History was made at the Sydney Cricket Ground on the weekend. People who were there will talk about it for generations. Those who weren’t will say they were.
Years from now, our kids and grandkids will question us about 22 March 2014. What were you doing, they’ll ask, the day the Members stand did the Mexican wave?
For eons, the wave has gone around the SCG crowd only to come to a grinding halt at the end of the Noble stand. Indeed, one of the best things about the Sydney wave is the opportunity to boo the Members for their non-participation.
So there was genuine shock on Saturday night when the wave got going in the fifth innings of the Major League Baseball game between the Los Angeles Dodgers and the Arizona Diamondbacks and the Members got off their backsides and put their hands in the air like they just didn’t care.
Not everyone appreciated the sense of occasion, though. Probably not the SCG for one, having banned the wave to fairly laughable effect since 2007. And not a surprisingly large bunch of people who think the wave is simply not cool.
“If you push aside the mind-numbing boredom of the Mexican wave,” sniffed one website, “…then you’d have to say the atmosphere was pretty good.” On TV, one of the American commentators expressed surprise that we even knew about the wave Down Under. He must have been gobsmacked we could string actual words together. “I miss that at home,” he said of the SCG wave, “as well as everything else from the 1980s.”
More than one person at the game assured their Twitter followers they were NOT doing the wave, while others expressed a severe attack of cultural cringe. Like this guy:
Being a bit of a dag, particularly in matters sport, it was news to me that the wave had fallen out of fashion. So before this groundswell becomes a wholesale backlash, here’s seven reasons to rave about the wave.

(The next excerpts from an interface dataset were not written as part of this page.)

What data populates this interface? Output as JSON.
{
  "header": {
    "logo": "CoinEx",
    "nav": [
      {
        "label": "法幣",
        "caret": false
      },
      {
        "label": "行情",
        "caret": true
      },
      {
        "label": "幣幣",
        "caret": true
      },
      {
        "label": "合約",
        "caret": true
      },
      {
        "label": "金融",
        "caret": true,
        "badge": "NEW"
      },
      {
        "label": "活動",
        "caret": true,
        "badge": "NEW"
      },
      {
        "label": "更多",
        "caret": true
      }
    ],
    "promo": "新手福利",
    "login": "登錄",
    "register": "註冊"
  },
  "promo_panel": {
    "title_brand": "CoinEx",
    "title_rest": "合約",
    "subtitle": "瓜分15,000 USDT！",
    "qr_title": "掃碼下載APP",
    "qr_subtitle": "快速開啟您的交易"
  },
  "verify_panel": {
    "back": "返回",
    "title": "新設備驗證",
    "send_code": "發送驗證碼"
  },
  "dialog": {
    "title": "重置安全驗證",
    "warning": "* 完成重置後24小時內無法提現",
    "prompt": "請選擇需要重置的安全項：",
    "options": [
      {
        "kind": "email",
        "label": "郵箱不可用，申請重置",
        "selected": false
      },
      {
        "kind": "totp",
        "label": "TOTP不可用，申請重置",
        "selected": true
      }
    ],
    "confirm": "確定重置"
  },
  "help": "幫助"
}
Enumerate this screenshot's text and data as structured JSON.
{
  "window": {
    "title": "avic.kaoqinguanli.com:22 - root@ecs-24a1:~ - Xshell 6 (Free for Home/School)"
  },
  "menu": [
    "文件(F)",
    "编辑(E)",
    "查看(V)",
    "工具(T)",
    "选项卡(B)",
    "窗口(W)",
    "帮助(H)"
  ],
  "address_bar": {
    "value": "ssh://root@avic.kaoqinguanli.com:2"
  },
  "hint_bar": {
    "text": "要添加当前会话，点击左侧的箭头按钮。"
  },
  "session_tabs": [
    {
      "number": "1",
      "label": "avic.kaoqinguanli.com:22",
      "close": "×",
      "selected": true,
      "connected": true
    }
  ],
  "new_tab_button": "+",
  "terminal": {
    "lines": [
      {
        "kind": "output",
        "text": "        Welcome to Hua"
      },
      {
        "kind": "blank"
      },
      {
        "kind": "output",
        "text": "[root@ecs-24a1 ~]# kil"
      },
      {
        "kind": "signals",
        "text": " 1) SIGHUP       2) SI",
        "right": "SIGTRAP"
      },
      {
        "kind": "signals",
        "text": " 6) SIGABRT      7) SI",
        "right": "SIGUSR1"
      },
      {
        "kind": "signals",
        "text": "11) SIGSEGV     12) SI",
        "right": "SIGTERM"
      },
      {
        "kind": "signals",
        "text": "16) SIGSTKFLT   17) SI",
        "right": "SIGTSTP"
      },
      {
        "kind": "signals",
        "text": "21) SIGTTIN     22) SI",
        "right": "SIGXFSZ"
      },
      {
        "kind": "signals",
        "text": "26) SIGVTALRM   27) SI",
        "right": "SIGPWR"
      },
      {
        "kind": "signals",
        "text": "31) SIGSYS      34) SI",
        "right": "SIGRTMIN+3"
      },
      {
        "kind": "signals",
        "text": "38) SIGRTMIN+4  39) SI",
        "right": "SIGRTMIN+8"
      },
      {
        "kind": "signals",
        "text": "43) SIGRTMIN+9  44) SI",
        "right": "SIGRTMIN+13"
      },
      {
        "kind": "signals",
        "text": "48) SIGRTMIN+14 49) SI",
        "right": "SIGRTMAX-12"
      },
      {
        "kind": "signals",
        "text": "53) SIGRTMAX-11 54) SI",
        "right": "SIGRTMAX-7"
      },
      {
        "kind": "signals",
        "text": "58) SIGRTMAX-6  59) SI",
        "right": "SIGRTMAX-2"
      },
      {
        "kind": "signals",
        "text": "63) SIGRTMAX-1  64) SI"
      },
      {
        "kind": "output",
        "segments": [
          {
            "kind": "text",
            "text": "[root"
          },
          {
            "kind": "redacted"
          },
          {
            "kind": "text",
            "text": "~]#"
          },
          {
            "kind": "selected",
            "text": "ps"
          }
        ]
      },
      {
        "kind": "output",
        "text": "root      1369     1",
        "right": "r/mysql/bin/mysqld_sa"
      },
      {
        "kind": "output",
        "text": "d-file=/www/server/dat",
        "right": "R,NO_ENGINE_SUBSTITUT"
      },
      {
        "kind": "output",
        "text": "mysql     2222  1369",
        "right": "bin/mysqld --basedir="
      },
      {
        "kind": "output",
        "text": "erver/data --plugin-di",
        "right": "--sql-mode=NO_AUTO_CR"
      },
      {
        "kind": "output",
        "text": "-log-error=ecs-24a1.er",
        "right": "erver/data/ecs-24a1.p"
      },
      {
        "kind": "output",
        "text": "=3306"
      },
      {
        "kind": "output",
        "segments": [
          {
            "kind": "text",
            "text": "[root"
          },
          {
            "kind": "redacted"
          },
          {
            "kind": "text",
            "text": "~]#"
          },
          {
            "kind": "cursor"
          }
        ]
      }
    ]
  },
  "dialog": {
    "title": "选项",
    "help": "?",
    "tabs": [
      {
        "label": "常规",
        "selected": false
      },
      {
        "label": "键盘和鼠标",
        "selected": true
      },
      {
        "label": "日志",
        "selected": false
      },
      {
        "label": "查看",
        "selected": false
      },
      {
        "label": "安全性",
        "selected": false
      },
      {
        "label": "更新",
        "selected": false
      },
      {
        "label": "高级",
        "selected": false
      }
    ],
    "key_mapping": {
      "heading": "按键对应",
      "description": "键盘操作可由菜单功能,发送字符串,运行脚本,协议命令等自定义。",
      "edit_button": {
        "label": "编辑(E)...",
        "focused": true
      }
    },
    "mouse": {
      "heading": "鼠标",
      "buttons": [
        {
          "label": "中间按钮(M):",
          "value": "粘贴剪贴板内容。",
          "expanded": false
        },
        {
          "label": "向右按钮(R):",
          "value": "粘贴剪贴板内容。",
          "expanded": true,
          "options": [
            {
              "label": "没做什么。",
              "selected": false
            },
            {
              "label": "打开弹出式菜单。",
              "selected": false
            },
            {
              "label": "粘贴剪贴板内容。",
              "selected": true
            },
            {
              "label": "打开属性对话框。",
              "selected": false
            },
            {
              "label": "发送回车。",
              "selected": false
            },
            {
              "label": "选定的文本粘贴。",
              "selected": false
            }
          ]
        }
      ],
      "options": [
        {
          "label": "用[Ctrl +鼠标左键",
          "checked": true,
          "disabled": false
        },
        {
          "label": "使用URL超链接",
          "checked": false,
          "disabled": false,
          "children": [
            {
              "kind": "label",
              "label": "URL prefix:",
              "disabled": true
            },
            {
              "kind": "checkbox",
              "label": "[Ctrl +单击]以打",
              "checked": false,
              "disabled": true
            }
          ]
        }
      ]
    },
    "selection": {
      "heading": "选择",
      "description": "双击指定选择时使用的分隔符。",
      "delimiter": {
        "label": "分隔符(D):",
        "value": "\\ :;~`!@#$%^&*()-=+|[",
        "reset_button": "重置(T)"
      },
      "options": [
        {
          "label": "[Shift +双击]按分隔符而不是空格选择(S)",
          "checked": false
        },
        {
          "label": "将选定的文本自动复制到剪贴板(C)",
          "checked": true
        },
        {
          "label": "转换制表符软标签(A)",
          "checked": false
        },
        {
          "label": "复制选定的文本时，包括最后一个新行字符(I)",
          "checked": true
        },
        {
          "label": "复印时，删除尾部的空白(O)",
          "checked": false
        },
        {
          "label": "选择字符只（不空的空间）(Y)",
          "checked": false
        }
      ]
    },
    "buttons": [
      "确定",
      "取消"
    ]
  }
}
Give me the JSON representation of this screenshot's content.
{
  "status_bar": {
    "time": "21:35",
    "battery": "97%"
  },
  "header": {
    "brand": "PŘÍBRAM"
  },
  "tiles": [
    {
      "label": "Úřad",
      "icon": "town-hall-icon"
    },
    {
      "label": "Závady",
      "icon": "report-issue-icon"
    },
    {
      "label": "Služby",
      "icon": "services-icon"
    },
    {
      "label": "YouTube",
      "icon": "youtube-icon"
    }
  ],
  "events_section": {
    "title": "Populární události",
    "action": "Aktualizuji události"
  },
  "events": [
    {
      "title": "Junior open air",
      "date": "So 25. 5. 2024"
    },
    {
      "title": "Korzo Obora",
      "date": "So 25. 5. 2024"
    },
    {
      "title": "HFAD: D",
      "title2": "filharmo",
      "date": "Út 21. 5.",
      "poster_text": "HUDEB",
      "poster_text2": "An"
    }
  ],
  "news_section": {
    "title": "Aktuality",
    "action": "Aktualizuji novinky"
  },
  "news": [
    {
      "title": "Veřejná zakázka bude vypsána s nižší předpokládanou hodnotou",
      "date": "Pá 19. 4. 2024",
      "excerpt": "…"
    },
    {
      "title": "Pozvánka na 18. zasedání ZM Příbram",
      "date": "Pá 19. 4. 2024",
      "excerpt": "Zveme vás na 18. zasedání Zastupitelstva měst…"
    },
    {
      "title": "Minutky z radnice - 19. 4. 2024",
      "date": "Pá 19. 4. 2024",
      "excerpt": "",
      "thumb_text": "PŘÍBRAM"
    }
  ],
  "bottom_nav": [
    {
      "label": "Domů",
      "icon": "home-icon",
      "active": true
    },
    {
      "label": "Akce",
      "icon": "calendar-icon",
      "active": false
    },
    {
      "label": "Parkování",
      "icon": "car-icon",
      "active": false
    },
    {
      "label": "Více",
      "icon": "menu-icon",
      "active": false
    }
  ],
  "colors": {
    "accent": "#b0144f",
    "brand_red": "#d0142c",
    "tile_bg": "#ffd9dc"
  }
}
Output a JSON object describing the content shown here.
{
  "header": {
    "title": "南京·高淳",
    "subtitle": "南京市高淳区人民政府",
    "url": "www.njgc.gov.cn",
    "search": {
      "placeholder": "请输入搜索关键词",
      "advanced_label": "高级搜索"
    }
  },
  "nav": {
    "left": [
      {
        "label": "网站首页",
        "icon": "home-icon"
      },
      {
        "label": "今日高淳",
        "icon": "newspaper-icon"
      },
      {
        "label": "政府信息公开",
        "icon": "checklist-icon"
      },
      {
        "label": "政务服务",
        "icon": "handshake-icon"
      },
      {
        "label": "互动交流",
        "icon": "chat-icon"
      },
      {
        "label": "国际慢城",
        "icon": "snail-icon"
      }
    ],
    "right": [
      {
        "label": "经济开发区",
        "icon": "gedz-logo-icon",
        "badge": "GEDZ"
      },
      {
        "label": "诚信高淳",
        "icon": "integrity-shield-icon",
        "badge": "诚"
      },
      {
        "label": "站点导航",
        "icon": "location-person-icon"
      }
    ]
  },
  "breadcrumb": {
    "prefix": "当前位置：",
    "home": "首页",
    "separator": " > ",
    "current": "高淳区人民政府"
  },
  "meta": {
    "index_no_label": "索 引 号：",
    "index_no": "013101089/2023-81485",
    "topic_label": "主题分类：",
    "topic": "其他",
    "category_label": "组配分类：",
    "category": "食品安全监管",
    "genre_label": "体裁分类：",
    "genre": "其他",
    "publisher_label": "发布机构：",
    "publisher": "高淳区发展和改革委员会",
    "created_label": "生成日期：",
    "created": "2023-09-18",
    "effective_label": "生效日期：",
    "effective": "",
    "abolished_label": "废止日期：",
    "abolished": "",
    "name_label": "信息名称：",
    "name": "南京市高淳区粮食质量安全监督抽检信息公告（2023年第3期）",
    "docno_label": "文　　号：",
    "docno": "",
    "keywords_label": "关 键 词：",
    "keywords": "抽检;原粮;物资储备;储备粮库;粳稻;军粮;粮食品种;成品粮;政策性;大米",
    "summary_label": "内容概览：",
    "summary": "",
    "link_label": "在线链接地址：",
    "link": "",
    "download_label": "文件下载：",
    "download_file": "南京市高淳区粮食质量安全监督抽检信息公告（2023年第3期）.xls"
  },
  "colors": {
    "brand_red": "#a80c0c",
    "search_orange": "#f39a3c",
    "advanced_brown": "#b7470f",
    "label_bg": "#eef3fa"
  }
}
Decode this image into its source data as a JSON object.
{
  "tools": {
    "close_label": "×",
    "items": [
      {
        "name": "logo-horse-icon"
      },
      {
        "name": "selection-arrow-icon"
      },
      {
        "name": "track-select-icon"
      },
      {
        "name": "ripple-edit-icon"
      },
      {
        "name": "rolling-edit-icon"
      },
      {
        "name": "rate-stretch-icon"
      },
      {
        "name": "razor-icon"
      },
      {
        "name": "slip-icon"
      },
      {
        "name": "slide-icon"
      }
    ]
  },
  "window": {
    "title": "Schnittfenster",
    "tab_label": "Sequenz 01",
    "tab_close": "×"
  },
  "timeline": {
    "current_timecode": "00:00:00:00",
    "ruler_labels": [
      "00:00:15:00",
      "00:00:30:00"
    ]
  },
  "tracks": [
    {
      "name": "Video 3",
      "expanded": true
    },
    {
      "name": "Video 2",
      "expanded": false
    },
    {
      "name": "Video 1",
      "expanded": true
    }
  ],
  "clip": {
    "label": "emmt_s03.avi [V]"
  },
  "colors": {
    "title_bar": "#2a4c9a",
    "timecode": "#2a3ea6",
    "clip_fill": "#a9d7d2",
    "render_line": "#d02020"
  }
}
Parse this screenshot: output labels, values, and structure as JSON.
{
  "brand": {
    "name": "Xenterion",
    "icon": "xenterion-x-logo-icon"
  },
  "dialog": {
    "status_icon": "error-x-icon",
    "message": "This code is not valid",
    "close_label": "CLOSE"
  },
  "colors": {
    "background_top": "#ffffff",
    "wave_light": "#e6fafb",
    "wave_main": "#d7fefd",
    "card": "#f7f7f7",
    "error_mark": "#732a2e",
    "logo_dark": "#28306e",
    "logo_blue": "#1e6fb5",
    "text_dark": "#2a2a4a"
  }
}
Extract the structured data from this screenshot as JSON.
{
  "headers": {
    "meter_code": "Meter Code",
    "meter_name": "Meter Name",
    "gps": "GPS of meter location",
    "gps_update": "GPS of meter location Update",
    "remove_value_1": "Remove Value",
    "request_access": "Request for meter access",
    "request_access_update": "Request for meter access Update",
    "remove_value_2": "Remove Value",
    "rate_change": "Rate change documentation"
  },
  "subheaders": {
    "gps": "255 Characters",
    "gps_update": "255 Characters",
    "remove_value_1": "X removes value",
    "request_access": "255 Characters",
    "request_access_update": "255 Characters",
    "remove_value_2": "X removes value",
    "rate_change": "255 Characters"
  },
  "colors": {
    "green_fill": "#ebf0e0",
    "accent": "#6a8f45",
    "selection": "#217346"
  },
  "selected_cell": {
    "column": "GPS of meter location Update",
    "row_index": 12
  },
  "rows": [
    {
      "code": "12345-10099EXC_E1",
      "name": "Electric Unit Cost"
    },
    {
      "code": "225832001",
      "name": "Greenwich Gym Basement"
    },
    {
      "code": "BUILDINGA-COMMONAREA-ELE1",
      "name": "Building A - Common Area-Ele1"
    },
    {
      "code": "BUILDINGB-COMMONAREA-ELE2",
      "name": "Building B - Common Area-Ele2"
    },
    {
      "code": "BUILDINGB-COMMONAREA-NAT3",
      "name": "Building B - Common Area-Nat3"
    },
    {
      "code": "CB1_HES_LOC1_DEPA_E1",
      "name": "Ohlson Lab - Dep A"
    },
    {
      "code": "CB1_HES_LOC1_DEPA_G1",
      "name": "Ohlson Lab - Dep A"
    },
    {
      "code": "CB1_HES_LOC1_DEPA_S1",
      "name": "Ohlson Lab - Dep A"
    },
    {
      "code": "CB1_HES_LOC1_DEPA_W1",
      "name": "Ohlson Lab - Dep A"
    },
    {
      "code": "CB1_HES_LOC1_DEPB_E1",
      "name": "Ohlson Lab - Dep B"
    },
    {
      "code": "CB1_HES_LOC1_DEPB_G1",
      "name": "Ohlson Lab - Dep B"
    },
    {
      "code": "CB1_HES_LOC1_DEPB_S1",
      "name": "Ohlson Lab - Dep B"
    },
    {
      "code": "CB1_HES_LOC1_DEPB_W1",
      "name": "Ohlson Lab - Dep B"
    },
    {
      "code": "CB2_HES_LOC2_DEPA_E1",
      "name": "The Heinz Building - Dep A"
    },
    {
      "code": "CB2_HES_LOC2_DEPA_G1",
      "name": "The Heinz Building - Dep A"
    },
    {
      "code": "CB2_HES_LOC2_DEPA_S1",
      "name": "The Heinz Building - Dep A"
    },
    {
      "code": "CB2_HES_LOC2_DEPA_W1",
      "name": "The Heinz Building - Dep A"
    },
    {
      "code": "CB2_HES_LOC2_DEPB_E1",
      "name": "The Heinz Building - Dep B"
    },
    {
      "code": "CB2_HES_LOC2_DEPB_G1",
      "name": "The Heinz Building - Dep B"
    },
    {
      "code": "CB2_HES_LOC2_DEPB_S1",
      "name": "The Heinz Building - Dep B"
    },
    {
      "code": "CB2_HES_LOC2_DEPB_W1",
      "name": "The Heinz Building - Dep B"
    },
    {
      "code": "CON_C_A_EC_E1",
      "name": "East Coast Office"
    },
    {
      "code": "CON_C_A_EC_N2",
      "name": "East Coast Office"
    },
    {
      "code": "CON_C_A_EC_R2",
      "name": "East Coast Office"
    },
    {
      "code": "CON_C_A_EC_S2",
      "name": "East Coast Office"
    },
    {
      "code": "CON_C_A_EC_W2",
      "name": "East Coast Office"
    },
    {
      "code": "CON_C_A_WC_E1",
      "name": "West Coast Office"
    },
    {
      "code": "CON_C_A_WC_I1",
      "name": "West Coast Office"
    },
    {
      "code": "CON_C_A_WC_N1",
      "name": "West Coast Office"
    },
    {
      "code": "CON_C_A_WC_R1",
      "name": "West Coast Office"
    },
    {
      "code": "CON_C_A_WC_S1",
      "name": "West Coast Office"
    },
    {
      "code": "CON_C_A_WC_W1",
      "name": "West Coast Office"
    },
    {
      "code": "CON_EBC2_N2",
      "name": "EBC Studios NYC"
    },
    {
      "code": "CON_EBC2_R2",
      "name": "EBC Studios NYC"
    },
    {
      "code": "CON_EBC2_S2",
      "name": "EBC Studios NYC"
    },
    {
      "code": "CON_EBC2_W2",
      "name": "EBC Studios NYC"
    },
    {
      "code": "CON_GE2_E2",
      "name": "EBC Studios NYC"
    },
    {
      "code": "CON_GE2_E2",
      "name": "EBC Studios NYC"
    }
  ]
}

1. It’s got history
The wave has done the rounds at sporting grounds around the globe for more than 30 years. While an odd assortment of people take credit for inventing it in the 70s and 80s, from Canadians to Ronald Reagan fans to a bloke called Krazy George Henderson, it was at the 1986 football World Cup in Mexico that a global audience first clapped eyes on it.
You can’t just chuck out that kind of history overnight.
2. It’s a team sport
Like Tom Hanks shouting ‘Look what I have created” after making fire in Castaway, there is something deeply satisfying about watching a wave you have helped build wend its way around a stadium. It bonds a crowd, it transcends team allegiances, it’s the way to world peace.
3. Cool people do it
4. Mexico is so hot right now
Have you seen the recent proliferation of Mexican restaurants? Noticed more of your mates have been going to Acapulco? Witnessed the growing interest in the Mexican economy? Seen how many celebrities holiday at Cancun? Now is not the time to be jumping off the Mexico bandwagon.
5. Banning it doesn’t work, does it SCG?
A few years ago, the Texas Rangers baseball team banned the wave, claiming it distracted the players at inopportune times and was akin to “giving the middle finger to the guys on the field”. They went so far as to telling kids they’d be sold to the circus for doing the wave. You think I’m joking.
The ban only made the wave stronger, a psychology professor observing that it triggered people’s ‘sense of obstinacy’. The SCG can probably vouch for that.
6. It’s bigger than we are
The wave is not just a collection of yobbos chucking beer dregs and half-eaten chicken wings in the air. It has profound links to the world of science and the animal kingdom.
For instance, the Mexican wave generally goes in a clockwise direction in the northern hemisphere and anti-clockwise in the southern, the opposite of cyclones and hurricanes. Something to do with the Coriolis effect. Or not. Isn’t that cool?
As for parallels with the animal kingdom, check out these prairie dogs.
7. We can’t let the Members off the hook now
Now we’ve got the Members off their pampered butts, we need to keep putting them to the test. Repeatedly. OK, so they participated at a sports event that means nothing Down Under. Will they rise to the challenge at the next cricket Test?